Good news on Covid. The Centers for Disease Control and Prevention projects that with high US immunization and moderate adherence to preventative measures, Covid hospitalizations and deaths will plummet further in the US and stay low through July.
Note the first part — vaccination and prevention — are needed to make the second part — low hospitalizations and deaths — reality. And variants will remain the wild card.
The advances in the US are coming as other countries are still in the throes of this disease.
Right now, the US sees an average of 686 deaths per day, according to Johns Hopkins University.
The nation has not seen the 7-day average of deaths this low since July 10 — nearly 10 months ago.
At its peak on January 14, the US was averaging 3,432 deaths per day, JHU data shows.
The unemployment rate is not expected to match the pre-pandemic less-than 4% rate, but it could drop under its current 6%.
Difficulties as the economy roars back to life. There are so very many stories about pent up demand driving up prices.
Some are blaming lingering fears about Covid and some restaurant workers left the business.

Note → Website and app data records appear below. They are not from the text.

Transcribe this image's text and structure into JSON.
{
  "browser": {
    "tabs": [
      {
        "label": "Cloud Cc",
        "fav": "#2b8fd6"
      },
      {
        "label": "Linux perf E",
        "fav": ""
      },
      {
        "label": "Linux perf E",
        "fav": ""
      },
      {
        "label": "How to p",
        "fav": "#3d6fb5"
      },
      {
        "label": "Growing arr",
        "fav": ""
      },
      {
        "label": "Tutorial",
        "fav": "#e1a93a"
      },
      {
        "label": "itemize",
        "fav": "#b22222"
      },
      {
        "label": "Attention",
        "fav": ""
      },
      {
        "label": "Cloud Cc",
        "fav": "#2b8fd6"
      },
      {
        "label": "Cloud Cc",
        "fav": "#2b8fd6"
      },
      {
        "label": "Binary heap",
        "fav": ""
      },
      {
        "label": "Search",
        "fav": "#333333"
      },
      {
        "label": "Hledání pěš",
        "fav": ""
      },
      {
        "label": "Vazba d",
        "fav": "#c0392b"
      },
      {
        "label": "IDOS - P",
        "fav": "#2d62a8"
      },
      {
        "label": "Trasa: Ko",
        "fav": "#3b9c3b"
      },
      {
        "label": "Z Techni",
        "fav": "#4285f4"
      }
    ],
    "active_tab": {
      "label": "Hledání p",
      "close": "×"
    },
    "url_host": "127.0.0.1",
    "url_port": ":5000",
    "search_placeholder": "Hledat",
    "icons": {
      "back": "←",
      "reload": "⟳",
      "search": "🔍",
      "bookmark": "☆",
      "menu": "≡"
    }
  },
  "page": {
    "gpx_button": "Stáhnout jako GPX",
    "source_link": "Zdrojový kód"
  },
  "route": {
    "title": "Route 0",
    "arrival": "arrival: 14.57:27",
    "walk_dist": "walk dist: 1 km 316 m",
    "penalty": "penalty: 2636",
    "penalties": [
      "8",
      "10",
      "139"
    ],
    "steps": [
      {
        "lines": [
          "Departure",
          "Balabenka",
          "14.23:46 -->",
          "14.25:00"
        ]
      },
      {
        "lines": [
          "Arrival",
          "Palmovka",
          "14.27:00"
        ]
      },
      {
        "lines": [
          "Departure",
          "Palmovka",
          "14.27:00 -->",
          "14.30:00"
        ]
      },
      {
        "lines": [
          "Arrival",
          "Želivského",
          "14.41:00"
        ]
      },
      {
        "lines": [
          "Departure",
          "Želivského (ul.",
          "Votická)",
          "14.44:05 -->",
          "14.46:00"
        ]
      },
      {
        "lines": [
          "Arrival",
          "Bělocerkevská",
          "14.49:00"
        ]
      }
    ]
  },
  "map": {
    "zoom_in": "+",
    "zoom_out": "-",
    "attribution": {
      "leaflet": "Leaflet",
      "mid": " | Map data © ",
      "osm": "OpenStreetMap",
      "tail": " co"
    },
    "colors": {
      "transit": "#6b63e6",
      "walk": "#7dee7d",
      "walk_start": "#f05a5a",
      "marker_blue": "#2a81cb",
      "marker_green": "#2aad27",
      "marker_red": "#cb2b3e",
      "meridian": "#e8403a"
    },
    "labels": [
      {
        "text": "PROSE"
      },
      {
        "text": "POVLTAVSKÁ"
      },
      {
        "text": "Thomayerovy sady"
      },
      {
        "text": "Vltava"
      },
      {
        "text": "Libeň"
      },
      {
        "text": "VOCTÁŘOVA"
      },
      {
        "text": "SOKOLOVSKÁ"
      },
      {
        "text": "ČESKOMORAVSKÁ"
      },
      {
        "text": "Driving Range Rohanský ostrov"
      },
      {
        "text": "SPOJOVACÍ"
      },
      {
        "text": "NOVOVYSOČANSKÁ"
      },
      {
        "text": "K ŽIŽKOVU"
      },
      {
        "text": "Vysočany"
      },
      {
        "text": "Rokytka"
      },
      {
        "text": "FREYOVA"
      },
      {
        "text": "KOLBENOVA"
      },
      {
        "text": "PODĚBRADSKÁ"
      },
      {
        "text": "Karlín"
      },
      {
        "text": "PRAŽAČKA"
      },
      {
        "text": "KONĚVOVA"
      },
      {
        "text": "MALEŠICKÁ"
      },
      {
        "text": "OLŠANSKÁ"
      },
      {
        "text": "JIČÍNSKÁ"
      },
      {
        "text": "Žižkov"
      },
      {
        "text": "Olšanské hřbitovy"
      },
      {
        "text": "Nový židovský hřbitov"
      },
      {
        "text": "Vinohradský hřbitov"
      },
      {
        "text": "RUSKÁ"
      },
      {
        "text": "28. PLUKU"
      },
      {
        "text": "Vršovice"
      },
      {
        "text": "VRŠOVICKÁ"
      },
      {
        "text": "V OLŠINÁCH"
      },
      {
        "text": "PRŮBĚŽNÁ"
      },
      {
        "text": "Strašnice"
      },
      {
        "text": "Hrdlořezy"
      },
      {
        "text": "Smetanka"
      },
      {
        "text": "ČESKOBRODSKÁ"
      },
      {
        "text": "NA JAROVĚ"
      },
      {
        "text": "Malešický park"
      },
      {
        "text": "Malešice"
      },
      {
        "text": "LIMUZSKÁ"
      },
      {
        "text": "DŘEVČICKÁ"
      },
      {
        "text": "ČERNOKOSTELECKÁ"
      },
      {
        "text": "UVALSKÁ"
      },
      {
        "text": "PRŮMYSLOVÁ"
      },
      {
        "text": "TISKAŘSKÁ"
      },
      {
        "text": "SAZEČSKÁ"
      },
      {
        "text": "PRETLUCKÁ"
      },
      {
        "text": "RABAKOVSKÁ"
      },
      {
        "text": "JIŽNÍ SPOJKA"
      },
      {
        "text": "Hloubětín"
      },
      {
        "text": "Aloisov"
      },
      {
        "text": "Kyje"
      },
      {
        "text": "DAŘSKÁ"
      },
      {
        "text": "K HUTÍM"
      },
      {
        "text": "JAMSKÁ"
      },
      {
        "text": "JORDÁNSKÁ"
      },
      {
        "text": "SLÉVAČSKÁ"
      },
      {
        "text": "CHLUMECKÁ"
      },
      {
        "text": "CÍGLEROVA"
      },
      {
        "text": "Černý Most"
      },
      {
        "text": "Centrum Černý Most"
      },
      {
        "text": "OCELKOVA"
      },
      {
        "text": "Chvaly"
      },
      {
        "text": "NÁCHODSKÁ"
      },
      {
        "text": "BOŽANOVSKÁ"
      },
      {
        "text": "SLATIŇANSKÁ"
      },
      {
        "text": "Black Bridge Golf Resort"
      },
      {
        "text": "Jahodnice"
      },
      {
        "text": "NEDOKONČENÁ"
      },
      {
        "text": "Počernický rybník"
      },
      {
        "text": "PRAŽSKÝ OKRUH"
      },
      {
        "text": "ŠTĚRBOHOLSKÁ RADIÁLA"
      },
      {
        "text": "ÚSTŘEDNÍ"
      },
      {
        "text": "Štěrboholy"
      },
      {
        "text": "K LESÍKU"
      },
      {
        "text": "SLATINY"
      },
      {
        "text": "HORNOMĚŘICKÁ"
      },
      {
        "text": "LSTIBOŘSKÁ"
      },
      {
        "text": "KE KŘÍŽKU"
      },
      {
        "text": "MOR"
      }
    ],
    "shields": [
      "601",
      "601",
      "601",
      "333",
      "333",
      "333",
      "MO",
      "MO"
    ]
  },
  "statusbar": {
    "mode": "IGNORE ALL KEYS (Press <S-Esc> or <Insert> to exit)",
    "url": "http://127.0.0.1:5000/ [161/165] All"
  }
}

Massoud and others are blaming generous unemployment benefits creating a “conflict of interest” for workers.
Montana’s Republican governor, Greg Gianforte, said his state will now reject some federal unemployment benefits starting in June.
There are continued concerns about inflation — when prices rise and eat into the purchasing power of a dollar. It would equal a sort of pay cut for everyone.

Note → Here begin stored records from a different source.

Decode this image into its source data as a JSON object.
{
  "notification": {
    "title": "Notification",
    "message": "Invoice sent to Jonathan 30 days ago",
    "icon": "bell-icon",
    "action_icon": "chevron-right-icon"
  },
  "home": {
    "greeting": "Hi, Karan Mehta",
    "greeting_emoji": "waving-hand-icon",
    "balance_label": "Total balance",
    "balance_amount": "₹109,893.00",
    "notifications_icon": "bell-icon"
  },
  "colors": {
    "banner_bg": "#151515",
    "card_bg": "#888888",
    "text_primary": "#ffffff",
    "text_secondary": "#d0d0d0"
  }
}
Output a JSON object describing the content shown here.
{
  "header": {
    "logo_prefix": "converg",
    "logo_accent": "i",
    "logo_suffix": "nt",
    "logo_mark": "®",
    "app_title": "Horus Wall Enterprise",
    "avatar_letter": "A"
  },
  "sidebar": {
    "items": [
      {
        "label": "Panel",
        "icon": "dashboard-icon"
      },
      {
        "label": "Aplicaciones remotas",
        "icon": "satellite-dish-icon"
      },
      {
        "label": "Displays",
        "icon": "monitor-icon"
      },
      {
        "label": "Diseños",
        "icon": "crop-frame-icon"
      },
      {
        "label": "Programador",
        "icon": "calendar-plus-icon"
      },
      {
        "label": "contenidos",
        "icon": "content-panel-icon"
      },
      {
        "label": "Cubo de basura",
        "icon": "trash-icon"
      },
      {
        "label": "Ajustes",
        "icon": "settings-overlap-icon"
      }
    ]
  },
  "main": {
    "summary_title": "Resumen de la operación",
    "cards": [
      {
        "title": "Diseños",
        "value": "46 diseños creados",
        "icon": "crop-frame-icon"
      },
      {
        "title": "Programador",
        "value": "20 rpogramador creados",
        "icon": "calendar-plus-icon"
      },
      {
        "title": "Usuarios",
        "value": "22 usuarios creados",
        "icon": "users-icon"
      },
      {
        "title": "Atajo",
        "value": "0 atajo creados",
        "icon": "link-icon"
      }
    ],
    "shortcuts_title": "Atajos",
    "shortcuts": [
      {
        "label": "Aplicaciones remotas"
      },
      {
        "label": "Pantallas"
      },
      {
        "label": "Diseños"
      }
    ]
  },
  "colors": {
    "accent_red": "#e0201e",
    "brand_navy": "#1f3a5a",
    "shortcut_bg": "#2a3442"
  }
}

Treasury Secretary Janet Yellen said, and then walked back, the obvious fact that the Fed may need to hike interest rates to tamp down on inflation, rattling investment markets.
CNN’s Julia Horowitz put all that into context:

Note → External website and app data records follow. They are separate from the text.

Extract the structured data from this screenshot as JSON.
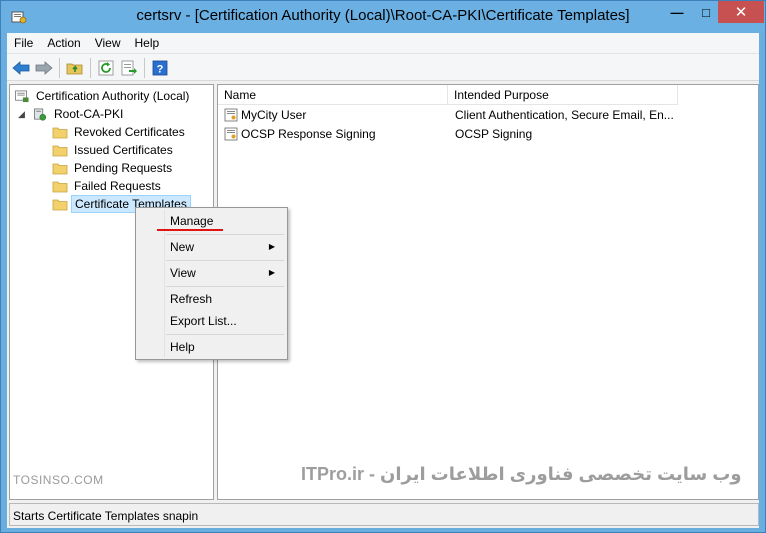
{
  "window": {
    "title": "certsrv - [Certification Authority (Local)\\Root-CA-PKI\\Certificate Templates]",
    "min_glyph": "—",
    "max_glyph": "□",
    "close_glyph": "✕"
  },
  "menubar": {
    "items": [
      "File",
      "Action",
      "View",
      "Help"
    ]
  },
  "toolbar": {
    "buttons": [
      "back-icon",
      "forward-icon",
      "up-folder-icon",
      "refresh-icon",
      "export-list-icon",
      "help-icon"
    ],
    "help_glyph": "?"
  },
  "tree": {
    "root": "Certification Authority (Local)",
    "ca": "Root-CA-PKI",
    "ca_expander": "◢",
    "children": [
      "Revoked Certificates",
      "Issued Certificates",
      "Pending Requests",
      "Failed Requests",
      "Certificate Templates"
    ],
    "selected": "Certificate Templates"
  },
  "list": {
    "columns": [
      "Name",
      "Intended Purpose"
    ],
    "rows": [
      {
        "name": "MyCity User",
        "purpose": "Client Authentication, Secure Email, En..."
      },
      {
        "name": "OCSP Response Signing",
        "purpose": "OCSP Signing"
      }
    ]
  },
  "context_menu": {
    "items": [
      "Manage",
      "New",
      "View",
      "Refresh",
      "Export List...",
      "Help"
    ],
    "submenu_arrow": "▶",
    "highlight_color": "#e01414"
  },
  "status": {
    "text": "Starts Certificate Templates snapin"
  },
  "watermarks": {
    "left": "TOSINSO.COM",
    "right": "ITPro.ir - وب سایت تخصصی فناوری اطلاعات ایران"
  },
  "colors": {
    "titlebar": "#6ab0e3",
    "close_button": "#c75050",
    "selection": "#cce8ff",
    "folder": "#f2d06b"
  }
}
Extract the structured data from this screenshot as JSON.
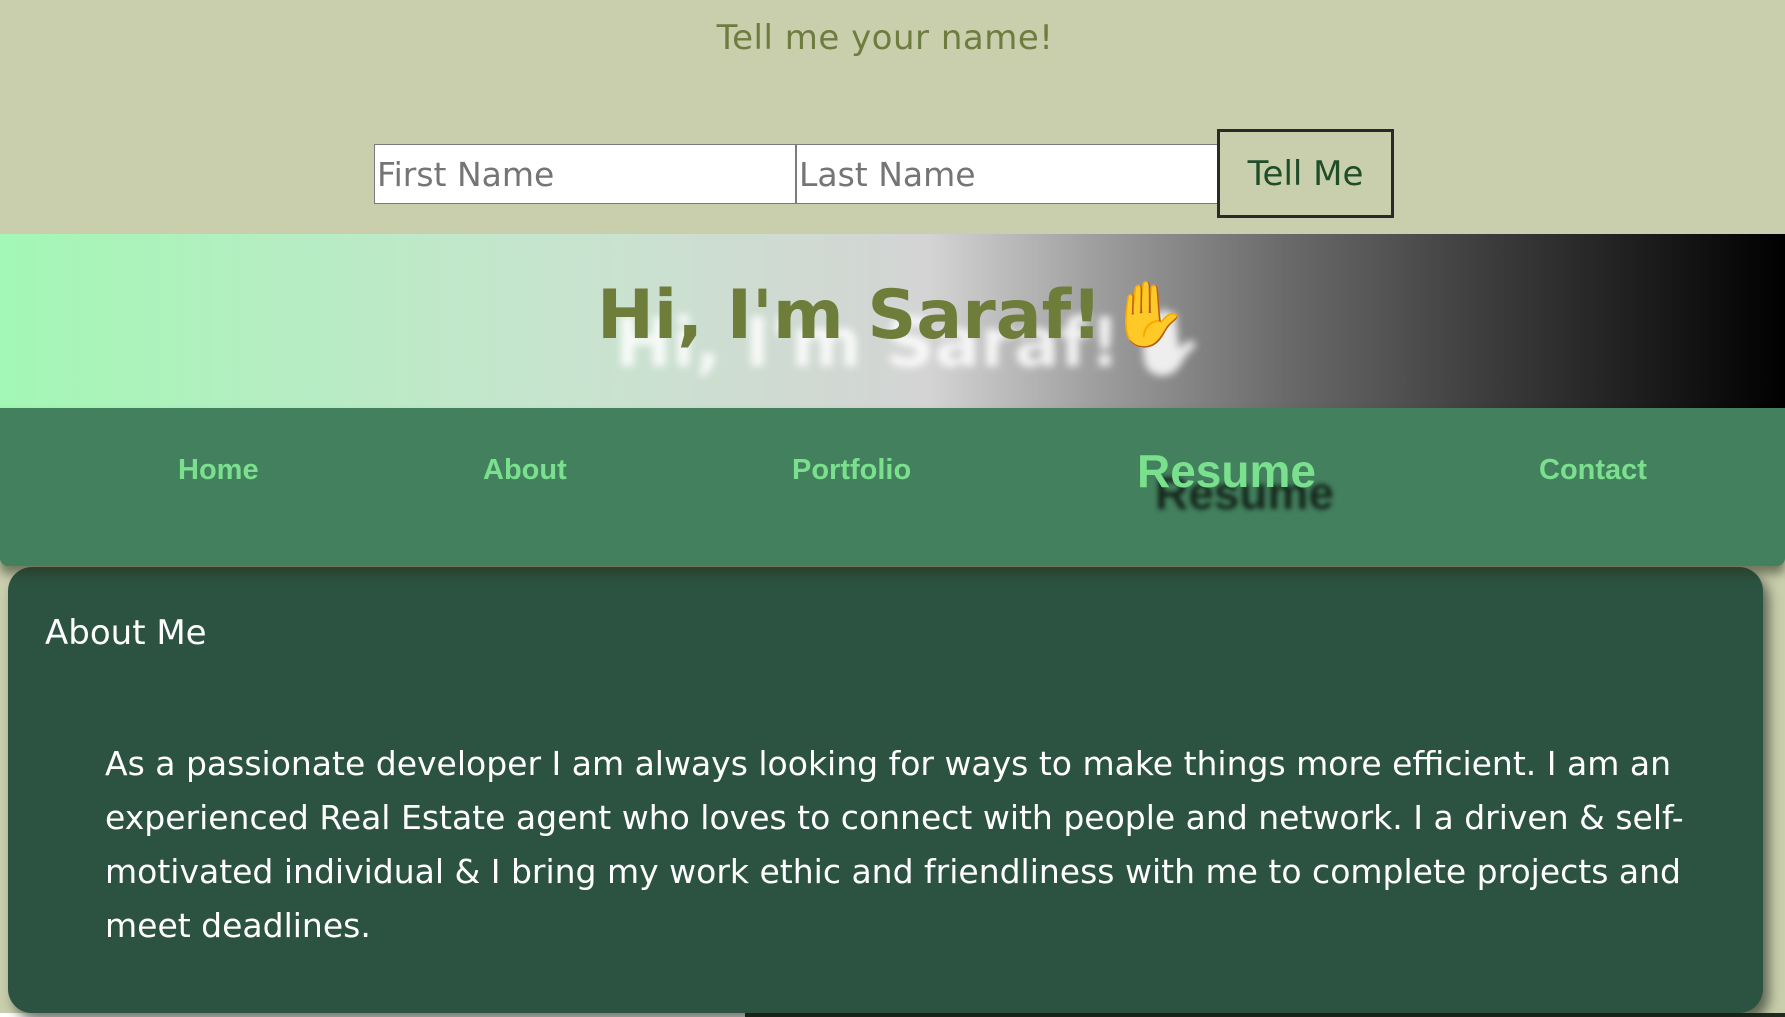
{
  "form": {
    "prompt": "Tell me your name!",
    "first_name_placeholder": "First Name",
    "first_name_value": "",
    "last_name_placeholder": "Last Name",
    "last_name_value": "",
    "submit_label": "Tell Me"
  },
  "hero": {
    "title": "Hi, I'm Saraf!",
    "emoji": "✋",
    "emoji_icon": "raised-hand-icon"
  },
  "nav": {
    "items": [
      {
        "label": "Home"
      },
      {
        "label": "About"
      },
      {
        "label": "Portfolio"
      },
      {
        "label": "Resume"
      },
      {
        "label": "Contact"
      }
    ],
    "active": "Resume"
  },
  "about": {
    "heading": "About Me",
    "body": "As a passionate developer I am always looking for ways to make things more efficient. I am an experienced Real Estate agent who loves to connect with people and network. I a driven & self-motivated individual & I bring my work ethic and friendliness with me to complete projects and meet deadlines."
  },
  "colors": {
    "page_background": "#c9cfad",
    "nav_background": "#43805e",
    "nav_link": "#7be08e",
    "card_background": "#2c5341",
    "title_color": "#6e7d3a"
  }
}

Big picture: Whether investors want it to or not, post-Covid inflation has arrived. What matters is whether higher prices are transient, as Yellen forecasts, or turn out to have staying power.
“The question is not whether there will be some inflation this year, but whether it will represent ‘overheating’ of the economy as a whole,” J. Bradford DeLong, a professor of economics at the University of California at Berkeley, wrote in a column published Tuesday.
Anyone who normally reads this newsletter and wonders where all the good news is will have gotten to this portion today and see this next bit coming: on the economy, at least, it’s possible to have too much of a good thing.